By Sara Bondell - September 23, 2022
Actor and comedian Eric Idle, best known for his role in “Monty Python,” calls his pancreatic cancer diagnosis lucky. Unlucky for having the disease, but lucky because it was diagnosed very early.
In a personal essay published in TIME, Idle, 79, opens up about his 2019 diagnosis. The cancer was unintentionally found while running some routine tests with his friend and doctor who specializes in preventive medicine. A blood test raised some red flags that led the doctor to suggest imaging of Idle’s pancreas.
“He and the MRI technician gaze at the ghost of a tumor sitting in the middle of my pancreas,” Idle wrote. “It is intact. It is unattached. But it is undeniable, most probably, the C thing. But this little puppy is fairly new. It hasn’t burst or spread.”
Oncologists told Idle they had never seen someone at such an early stage and were very optimistic.
“Most individuals are either asymptomatic until they present with painless jaundice, or they have several months of unrecognized symptoms of pancreatic cancer including weight loss, new onset or worsening diabetes, diarrhea, pancreatitis or queasiness of the stomach,” said Dr. Pamela Hodul, a gastrointestinal surgeon at Moffitt Cancer Center. “These symptoms often lead to patients being misdiagnosed with conditions such as insulin resistant diabetes, irritable bowel disease, gallbladder disease and ulcers.”
Idle had surgery, part of it robotic, and pathology results confirm the tumor was cancerous. The cancer had not spread to any lymph nodes and doctors could not find any trace of more cancer in his body.
“I had been a dead man walking,” Idle said. “I am going to live.”
Hodul says less than 20% of pancreatic cancer cases are caught early enough to be considered for surgery. “Surgery for pancreatic cancer is dependent on the location of the cancer. Cancers in the head of the pancreas require a Whipple procedure, however cancers of the body and tail require distal pancreatectomy and removal of the spleen.”
While Idle did not need any other treatment, Hodul says it is not uncommon for patients with early stage disease to require chemotherapy and radiation prior to surgery.
While Moffitt pancreatic cancer patients who have had surgery have a more than 35% five-year survival rate, there is still no reliable predictor of patient response because it is so dependent on an individual tumor’s biology. This is why it’s so important for pancreatic cancer patients to undergo genetic testing and screening.
More than two years later, Idle says he is feeling good. He accepted an offer to participate on season 8 of “The Masked Singer,” and even though he was eliminated from the competition, he says he was proud of his first performance since his surgery. He is now focused on working with Stand Up To Cancer to help raise funds for pancreatic cancer research and encourage others to focus on their health.

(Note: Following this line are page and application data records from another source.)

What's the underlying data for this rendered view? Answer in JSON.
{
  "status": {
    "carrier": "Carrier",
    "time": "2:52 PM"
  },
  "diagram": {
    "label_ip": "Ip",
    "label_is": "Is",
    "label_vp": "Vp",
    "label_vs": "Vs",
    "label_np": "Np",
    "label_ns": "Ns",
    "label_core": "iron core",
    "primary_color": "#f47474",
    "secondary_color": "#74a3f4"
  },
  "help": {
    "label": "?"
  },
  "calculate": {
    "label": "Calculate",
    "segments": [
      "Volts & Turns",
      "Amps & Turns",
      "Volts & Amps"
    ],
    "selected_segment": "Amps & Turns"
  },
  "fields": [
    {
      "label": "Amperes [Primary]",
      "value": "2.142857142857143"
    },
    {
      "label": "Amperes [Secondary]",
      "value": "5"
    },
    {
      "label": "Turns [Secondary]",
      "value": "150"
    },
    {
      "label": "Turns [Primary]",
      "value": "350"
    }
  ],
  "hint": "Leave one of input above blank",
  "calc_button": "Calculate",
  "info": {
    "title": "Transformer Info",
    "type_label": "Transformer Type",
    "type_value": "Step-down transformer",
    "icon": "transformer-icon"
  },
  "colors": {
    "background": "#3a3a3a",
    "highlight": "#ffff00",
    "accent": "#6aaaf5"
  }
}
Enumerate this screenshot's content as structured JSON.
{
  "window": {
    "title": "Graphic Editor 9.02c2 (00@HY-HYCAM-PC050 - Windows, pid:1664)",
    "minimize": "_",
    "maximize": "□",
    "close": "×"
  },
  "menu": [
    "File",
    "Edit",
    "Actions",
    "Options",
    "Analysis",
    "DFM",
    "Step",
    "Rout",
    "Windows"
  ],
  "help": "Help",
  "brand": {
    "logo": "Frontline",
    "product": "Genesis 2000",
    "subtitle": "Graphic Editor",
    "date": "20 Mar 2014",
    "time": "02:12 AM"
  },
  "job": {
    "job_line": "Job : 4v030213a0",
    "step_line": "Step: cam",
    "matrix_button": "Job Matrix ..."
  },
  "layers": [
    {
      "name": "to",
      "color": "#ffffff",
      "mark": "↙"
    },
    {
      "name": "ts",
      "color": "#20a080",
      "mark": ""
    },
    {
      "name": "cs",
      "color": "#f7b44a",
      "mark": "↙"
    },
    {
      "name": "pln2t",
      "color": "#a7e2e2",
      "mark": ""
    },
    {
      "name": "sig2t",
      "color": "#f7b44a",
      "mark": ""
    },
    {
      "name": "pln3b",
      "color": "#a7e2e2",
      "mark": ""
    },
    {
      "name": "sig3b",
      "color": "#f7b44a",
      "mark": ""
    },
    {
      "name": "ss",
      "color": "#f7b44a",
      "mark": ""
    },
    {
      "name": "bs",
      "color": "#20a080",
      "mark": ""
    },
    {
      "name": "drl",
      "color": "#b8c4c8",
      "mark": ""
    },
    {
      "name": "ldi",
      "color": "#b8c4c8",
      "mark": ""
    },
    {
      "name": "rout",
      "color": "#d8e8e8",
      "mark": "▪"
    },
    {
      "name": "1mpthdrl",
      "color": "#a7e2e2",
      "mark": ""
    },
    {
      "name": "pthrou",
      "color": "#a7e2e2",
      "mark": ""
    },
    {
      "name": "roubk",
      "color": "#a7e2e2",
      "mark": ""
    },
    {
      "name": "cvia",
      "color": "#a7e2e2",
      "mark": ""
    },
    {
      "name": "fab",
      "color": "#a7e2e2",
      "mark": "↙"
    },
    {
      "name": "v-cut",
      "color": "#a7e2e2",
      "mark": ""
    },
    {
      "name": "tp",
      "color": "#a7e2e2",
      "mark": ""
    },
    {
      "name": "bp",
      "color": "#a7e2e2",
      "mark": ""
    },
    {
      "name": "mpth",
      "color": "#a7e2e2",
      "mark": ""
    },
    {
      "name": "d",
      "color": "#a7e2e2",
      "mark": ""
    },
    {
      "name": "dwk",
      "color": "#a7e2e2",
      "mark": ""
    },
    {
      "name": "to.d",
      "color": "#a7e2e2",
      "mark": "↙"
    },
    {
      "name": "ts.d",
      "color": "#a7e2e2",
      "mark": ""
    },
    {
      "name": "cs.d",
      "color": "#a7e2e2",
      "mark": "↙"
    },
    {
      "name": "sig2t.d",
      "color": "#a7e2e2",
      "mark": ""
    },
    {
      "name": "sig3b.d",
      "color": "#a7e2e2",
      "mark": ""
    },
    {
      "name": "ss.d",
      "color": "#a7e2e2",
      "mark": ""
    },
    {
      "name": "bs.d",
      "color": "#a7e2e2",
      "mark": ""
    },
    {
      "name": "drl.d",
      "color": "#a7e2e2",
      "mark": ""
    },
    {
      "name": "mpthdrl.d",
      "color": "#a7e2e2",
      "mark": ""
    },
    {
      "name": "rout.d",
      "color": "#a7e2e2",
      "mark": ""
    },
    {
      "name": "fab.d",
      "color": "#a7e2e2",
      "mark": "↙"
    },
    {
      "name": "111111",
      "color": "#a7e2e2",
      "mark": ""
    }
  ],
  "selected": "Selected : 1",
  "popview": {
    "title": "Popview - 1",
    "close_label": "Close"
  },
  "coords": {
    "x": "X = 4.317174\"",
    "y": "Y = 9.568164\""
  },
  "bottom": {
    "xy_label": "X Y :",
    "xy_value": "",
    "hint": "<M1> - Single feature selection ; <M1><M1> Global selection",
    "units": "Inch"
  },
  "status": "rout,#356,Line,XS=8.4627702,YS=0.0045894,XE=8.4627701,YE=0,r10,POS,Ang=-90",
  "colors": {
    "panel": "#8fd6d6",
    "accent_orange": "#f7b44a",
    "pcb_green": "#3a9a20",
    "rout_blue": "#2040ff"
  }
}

“Please talk to your doctor to understand which screening tests might be right for you and tell your loved ones to do the same,” he said. “Help me help others like me to survive.”